*EXERCISE DETAILS*
Scan the following material for the string "soft" and copy each line in which it appears.

⁂

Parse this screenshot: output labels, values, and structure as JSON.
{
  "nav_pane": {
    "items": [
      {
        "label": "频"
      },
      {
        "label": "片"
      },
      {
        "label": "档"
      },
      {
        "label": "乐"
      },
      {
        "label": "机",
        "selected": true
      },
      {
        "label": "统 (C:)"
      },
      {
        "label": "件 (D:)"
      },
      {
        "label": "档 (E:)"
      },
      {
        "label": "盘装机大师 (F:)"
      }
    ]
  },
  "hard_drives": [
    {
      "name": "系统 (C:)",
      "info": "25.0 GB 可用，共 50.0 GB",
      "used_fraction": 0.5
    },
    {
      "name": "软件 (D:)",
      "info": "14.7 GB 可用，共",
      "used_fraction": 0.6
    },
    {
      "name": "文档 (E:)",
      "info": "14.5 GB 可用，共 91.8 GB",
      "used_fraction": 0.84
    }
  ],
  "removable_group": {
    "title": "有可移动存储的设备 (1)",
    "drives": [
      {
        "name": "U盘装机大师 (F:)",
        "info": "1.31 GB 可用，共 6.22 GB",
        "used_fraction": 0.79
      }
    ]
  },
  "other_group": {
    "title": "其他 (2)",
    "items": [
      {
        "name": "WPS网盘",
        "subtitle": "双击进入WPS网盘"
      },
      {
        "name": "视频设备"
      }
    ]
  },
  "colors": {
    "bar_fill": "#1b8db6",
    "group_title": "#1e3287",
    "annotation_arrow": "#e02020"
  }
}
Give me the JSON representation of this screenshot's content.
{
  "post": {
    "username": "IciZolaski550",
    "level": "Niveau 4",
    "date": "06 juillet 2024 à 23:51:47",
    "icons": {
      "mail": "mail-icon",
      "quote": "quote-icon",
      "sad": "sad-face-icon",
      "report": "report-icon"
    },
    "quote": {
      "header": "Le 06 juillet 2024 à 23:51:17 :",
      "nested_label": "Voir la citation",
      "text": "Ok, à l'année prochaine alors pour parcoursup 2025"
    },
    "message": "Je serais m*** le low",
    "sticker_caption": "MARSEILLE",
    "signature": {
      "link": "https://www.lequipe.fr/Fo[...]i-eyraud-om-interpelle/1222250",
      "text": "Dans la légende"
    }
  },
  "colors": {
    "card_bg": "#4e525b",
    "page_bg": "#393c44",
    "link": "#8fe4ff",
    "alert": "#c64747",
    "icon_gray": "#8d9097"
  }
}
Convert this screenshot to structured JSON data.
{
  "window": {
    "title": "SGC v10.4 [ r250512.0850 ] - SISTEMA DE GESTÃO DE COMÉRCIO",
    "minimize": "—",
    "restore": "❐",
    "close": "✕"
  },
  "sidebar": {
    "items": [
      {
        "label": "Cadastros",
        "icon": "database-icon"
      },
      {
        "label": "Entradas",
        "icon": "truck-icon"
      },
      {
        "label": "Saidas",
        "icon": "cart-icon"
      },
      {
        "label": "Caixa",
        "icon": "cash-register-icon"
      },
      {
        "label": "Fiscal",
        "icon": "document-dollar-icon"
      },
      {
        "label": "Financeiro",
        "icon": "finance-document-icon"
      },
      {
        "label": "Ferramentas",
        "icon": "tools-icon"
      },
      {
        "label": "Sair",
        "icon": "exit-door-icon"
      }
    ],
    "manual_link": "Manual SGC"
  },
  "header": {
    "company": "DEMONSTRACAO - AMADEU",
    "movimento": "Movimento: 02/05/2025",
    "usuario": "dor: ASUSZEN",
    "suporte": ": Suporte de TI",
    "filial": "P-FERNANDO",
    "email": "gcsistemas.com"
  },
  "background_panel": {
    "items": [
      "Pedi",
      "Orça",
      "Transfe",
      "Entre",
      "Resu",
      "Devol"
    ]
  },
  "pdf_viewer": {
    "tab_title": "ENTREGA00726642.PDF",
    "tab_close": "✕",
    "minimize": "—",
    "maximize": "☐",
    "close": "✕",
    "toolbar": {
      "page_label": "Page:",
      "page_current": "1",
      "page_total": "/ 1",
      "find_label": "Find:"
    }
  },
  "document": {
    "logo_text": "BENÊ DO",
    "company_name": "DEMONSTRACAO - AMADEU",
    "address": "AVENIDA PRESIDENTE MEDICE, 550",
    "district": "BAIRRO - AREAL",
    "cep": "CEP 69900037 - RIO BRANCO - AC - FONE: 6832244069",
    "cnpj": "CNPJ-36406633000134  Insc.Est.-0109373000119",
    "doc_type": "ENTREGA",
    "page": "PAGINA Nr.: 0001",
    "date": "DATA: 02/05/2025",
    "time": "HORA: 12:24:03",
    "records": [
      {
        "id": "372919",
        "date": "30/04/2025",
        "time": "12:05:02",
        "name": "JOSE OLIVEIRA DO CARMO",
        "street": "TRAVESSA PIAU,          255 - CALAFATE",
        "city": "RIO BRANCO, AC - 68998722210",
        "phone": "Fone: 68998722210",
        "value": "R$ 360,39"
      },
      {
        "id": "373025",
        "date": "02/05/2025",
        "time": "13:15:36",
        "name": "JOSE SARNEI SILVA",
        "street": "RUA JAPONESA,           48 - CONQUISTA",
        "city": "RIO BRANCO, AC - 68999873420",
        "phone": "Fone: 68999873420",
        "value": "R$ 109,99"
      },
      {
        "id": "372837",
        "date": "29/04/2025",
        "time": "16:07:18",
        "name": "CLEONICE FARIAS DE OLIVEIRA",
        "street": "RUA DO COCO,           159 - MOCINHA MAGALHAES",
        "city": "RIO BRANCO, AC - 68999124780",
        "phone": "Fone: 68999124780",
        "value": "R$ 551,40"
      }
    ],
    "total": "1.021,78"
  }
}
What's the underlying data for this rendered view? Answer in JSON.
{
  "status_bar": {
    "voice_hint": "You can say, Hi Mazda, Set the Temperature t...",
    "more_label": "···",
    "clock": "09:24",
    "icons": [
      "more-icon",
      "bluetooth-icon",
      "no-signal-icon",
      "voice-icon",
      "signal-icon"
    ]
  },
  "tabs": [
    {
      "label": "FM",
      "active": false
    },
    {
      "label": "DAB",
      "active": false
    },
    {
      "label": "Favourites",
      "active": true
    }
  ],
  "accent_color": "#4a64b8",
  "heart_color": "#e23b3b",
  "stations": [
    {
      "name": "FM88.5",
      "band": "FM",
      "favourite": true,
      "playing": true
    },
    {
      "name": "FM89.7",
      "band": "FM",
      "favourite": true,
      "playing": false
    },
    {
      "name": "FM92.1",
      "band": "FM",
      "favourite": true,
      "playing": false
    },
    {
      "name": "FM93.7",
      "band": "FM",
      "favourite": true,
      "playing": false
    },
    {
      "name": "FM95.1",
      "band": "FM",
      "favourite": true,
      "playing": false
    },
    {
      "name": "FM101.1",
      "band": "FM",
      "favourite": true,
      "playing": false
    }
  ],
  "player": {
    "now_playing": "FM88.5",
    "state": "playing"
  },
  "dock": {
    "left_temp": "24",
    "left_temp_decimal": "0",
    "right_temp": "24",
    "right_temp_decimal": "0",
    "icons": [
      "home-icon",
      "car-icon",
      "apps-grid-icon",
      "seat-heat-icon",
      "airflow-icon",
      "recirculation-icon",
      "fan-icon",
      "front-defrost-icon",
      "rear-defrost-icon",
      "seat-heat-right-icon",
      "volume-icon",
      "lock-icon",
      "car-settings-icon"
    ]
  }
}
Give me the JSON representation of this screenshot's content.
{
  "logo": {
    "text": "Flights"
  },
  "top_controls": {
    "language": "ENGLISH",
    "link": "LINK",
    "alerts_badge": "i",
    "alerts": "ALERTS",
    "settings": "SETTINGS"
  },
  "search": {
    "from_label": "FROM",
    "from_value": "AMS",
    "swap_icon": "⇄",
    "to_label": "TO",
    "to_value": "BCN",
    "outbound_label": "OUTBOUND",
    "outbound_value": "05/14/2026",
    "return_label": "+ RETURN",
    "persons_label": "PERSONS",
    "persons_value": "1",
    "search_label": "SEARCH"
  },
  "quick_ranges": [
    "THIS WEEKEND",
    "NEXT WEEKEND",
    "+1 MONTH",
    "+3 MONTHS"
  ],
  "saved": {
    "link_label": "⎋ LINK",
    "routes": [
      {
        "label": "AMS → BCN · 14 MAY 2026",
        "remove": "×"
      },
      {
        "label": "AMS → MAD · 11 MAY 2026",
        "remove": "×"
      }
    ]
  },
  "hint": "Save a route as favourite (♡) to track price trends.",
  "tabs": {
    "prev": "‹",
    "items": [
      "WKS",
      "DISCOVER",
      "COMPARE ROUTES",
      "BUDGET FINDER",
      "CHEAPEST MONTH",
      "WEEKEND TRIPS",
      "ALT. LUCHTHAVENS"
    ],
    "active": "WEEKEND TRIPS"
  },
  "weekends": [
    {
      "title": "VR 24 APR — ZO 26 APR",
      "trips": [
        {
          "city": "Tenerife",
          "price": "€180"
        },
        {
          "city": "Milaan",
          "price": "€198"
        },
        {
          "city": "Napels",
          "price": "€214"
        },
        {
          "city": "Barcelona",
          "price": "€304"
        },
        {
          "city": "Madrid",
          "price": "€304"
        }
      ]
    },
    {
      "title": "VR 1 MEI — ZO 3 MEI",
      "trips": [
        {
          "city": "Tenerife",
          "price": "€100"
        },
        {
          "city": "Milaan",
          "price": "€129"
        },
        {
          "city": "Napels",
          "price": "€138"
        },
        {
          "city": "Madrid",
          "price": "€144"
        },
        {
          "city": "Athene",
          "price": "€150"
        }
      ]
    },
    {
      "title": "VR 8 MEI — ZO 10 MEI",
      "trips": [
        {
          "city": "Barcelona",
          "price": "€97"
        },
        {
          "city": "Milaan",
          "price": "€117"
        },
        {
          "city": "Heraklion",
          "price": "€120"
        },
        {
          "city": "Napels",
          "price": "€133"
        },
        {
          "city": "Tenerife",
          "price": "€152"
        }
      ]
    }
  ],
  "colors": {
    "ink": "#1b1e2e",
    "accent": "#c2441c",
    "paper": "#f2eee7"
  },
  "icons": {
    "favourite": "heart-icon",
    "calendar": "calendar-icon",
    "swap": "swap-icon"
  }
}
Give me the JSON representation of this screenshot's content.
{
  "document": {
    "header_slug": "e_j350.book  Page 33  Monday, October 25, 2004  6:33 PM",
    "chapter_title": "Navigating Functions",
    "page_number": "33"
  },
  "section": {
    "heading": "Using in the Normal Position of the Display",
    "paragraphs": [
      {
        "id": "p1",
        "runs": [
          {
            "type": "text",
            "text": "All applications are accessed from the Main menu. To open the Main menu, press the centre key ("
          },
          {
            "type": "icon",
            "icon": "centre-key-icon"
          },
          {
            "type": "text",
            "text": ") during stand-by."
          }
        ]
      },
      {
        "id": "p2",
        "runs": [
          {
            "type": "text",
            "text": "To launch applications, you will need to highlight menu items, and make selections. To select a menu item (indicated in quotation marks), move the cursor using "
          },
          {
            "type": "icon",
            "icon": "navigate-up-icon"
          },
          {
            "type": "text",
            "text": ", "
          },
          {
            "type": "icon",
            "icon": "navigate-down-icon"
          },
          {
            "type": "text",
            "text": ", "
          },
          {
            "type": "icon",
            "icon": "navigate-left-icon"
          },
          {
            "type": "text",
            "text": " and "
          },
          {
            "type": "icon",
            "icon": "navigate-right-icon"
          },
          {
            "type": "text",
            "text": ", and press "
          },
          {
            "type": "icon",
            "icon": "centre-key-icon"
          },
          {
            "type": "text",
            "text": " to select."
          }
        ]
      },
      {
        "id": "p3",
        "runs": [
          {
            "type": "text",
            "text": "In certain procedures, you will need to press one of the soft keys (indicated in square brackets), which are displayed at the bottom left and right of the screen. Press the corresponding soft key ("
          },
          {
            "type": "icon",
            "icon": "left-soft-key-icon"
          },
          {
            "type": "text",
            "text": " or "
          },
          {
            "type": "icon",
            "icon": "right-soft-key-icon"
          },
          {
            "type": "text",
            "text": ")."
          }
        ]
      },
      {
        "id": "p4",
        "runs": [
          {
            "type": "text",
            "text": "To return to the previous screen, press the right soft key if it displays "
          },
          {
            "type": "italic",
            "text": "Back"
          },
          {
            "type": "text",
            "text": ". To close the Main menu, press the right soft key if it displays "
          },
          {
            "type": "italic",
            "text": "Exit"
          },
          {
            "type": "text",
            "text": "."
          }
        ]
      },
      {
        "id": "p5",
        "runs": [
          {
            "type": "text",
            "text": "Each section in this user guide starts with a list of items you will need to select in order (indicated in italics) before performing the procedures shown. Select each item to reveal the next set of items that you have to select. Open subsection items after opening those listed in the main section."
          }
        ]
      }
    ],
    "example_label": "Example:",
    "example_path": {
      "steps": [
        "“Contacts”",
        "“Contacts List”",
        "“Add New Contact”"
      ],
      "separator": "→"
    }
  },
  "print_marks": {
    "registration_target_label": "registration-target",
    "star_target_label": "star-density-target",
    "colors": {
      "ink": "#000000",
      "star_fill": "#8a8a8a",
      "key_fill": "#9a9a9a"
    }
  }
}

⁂

*TASK OUTPUT*
            "text": "In certain procedures, you will need to press one of the soft keys (indicated in square brackets), which are displayed at the bottom left and right of the screen. Press the corresponding soft key ("
            "icon": "left-soft-key-icon"
            "icon": "right-soft-key-icon"
            "text": "To return to the previous screen, press the right soft key if it displays "
            "text": ". To close the Main menu, press the right soft key if it displays "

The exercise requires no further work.